It is in this way that relatively small incidents or insignificant situations, such as a Kpop star having a romantic interest, or gaining weight become major events for the media and have the ability to truly devastate their career. While this can also happen in the UK, more shocking press releases, such as that of the topless images of Kate Middelton in 2012 have had little to no impact on how the public see her, and this instance actually led to a rising demand in respecting the privacy of public figures. This in itself shows an indication of how Kpop idols are expected to maintain an image of perfection; one which is unattainable as there is always negative criticism to be found.
In terms of dieting, with more awareness being turned towards eating disorders and disordered eating, idols are more frequently using vague descriptions in order to explain their diets. Earlier, idols explain their restrictive diets on talk shows, such as the ‘paper cup diet’ or the ‘sweet potato diet’. But now, as the Korean entertainment industry has its sights set on success in America and Europe, where such diets are beginning to be shunned upon in favour of intuitive styled eating, idols such as Black Pink are now more frequently attributing their figures to three well balanced meals a day instead. While this may be true, it must be noted that the way in which food is spoken about within the Kpop media has changed and shifted to create a sense of effortless perfection.
I believe that the conflicting desire to be involved in the Korean music scene but not wishing to be held to such high standards has contributed to the forever increasing number of artists experimenting with sounds that originate from Hip-hop and R&B. Artists such as Epik High, Dean and Jay Park tie themselves to a more independently-run, Americanized image with the use of collaborations with American artists (Dean, Jay Park) or in the case of Epik High, with the extensive use of English in their songs, American tours and Tablo’s Canadian nationality.
But despite the underground attempt to break away from this expectation, it is still incredibly easy to get caught up in it. Fans have a perfectionist image of their beloved stars. Be honest with yourself; have you ever thought about your favourite Kpop musician crying? About them having a bad day? Committing morally wrong activities?
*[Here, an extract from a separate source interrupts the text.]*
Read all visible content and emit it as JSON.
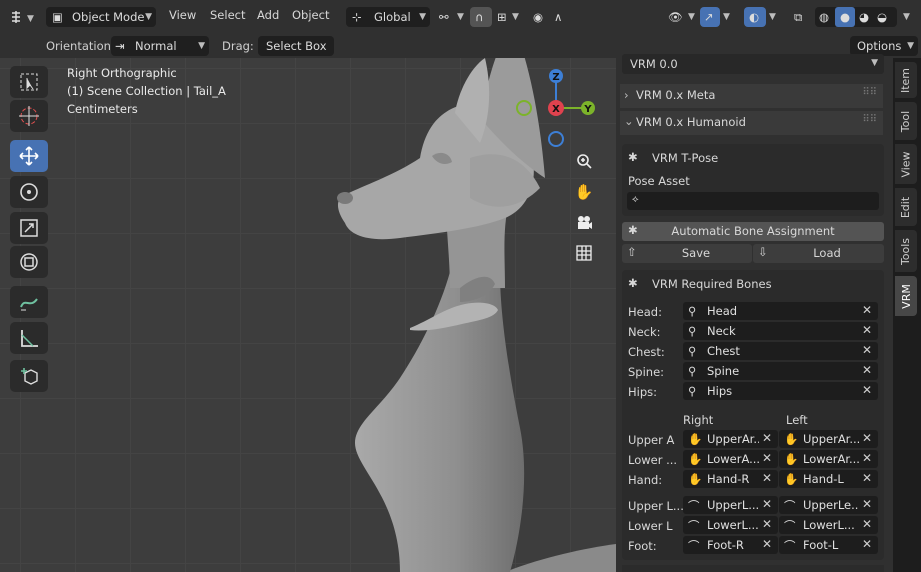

It is fair to assume for the majority of fans, these are not thoughts that often crop up. How could they be, when the vast majority of press photographs display them smiling and cheerful.
To my understanding, maintaining honour is a trait deeply entrenched within East Asian culture. But, that isn’t to say that the same issues do not occur in the West. There have been plenty of scandals within the music industry here too; Chris Brown, noticeably, is still enjoying a fruitful career after pleading guilty to serious assault allegations in 2009. However, the need to offer the same level of perfection is not demanded; we are typically unaware of a musician or actor’s skill in fields outside of their expertise. This flexibility allows for celebrities here to have a somewhat more ‘free’ lifestyle, accommodating a variety of personal choices.
I truly believe that Kpop must move towards this in order for groups to maintain their popularity for the long term. If one is respectful of their decisions to date, marry and behave like normal humans, their value is held through their skill. But, it seems as if the apparent social values towards being perfect must change first.
Opinions expressed are solely the writer’s own and may not represent the views of opinions of UnitedKpop Ltd.